If you love wine and want to collect and age them, then a wine cellar is a necessity. Wine is alive and it responds to its environment. In fact, a wine's surroundings will determine its ideal maturity date and will also impact its character when it's consumed. There are four key elements that must be controlled for proper long-term wine storage: temperature, humidity, light and vibration.
This is an important long-term storage factor. Temperature levels in a wine cellar must be cool and constant. The generally accepted temperature for storing wine is 55°F, although a range of 50° to 60°F is considered acceptable. White wines prefer it as cool as 45°F. In general, higher temperatures make wines age faster, while cooler temperatures slow the aging process. Higher temperatures may also cause alcohol separation. When temperatures become too low, however, deposits or other suspensions may develop in the wine.
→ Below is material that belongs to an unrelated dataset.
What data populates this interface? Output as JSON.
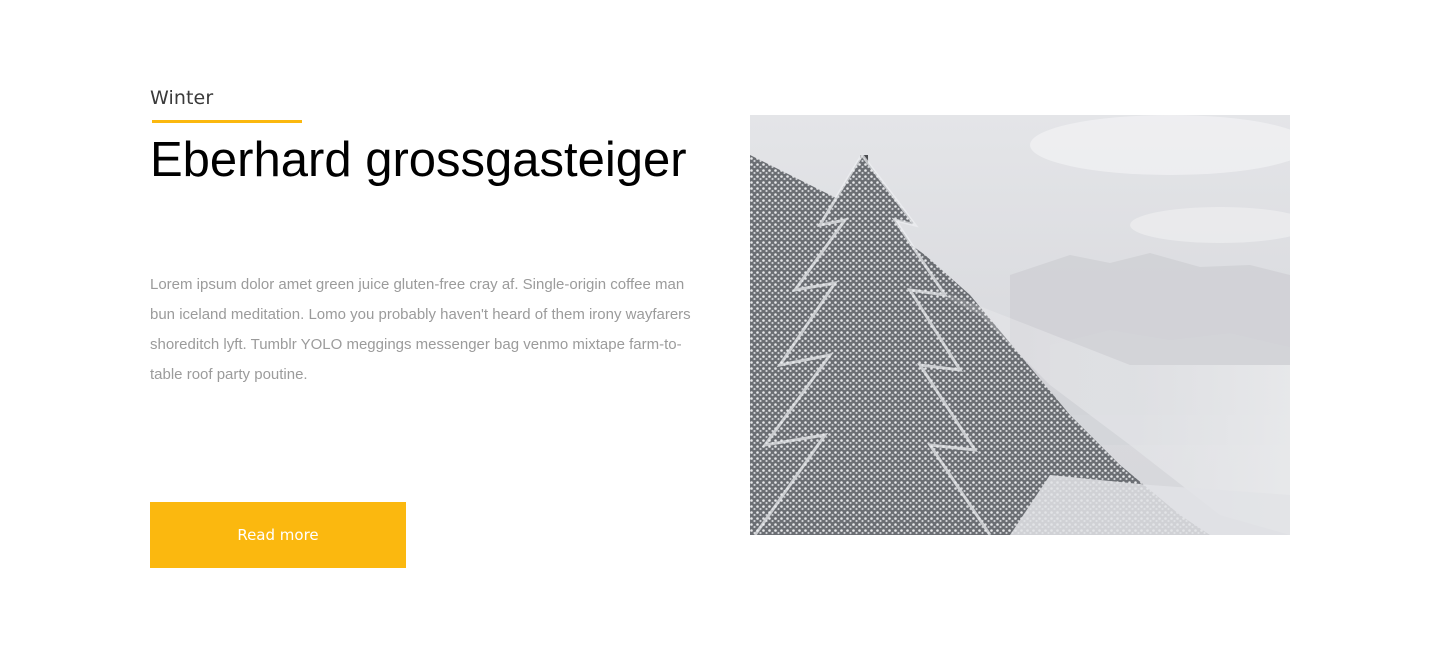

More important than a cool temperature, however, is an even temperature. Sudden or wide fluctuations in a wine's temperature will interrupt the proper aging process. Temperature variations not only shrink and swell the cork, but they may also directly affect the organic components in the wine. Gradual fluctuations of up to 10°F between seasons will not likely damage your wine but more frequent fluctuations of this magnitude will negatively affect the aging process.
For long-term wine storage, a relative humidity of about 65% at approximately 55°F is ideal, however, a range between 60% and 80% is acceptable. Wine is stored on its side so that the wine is in contact with the cork at all times, keeping the cork moist and ensuring a good seal with the bottle.
Lower humidity levels will dry the air-side of the cork, allowing for air leakage or capillary pull action of the wine toward the dry side. This allows oxygen to come in contact with the wine, causing immediate aging.
High humidity levels will not harm the wine. In fact, to a true oenephile, a moldy wine bottle is an indication that the wine has been stored properly for long-term storage. Cardboard boxes will not survive in cellars with high humidity levels, and should therefore be removed from the cellar. These boxes will become soggy and structurally unsound, thus putting your wine at risk when you try to move it.
Ultraviolet light causes premature aging of wines. While wine in clear bottles is most susceptible, wine in dark bottles can be affected as well. Ultraviolet light breaks down some of the complex components and may even produce unpleasant aromas. That's why wine should never be exposed to sunlight for long periods.
Sparkling wines are the most sensitive to light and should be stored in the darkest part of your cellar. Incandescent or sodium vapor lighting are generally better for your cellar than fluorescent light sources, however, as long as light exposure is infrequent, it won't have a negative impact on your collection. Avoid sunlight.
While generally not a problem in residential wine cellars, excessive vibration can disturb a wine's sediment balance. Sediments are meant to fall out of wine and vibration could reintroduce them back into liquid form. Wine should therefore be stored away from vibrations caused by cooling systems or other equipment.
Wine should always be stored away from strong smelling compounds and foods. These odors can penetrate a weak cork and eventually change a wine's character. So don't store your wine in the same closet as fresh garlic!
In general, a temperature of 50° F to 60° F and a Relative Humidity of 60% to 70% are ideal for long-term wine storage. A cool temperature slows the aging process, while high humidity helps to swell the cork, which minimizes oxidation. (Oxidation occurs when air reaches the wine.) Ultraviolet light exposure should be kept to a minimum.
Cool, damp basements or a specially designed wine storage unit are the best ways to achieve these ideal conditions, but even a cool, dark interior closet makes a good place to store wine. If possible, avoid storing wine on a counter in a kitchen, where temperatures can fluctuate dramatically from cooking. And wherever you plan to store your wine, monitor the temperature over a few days first to check it's a good place.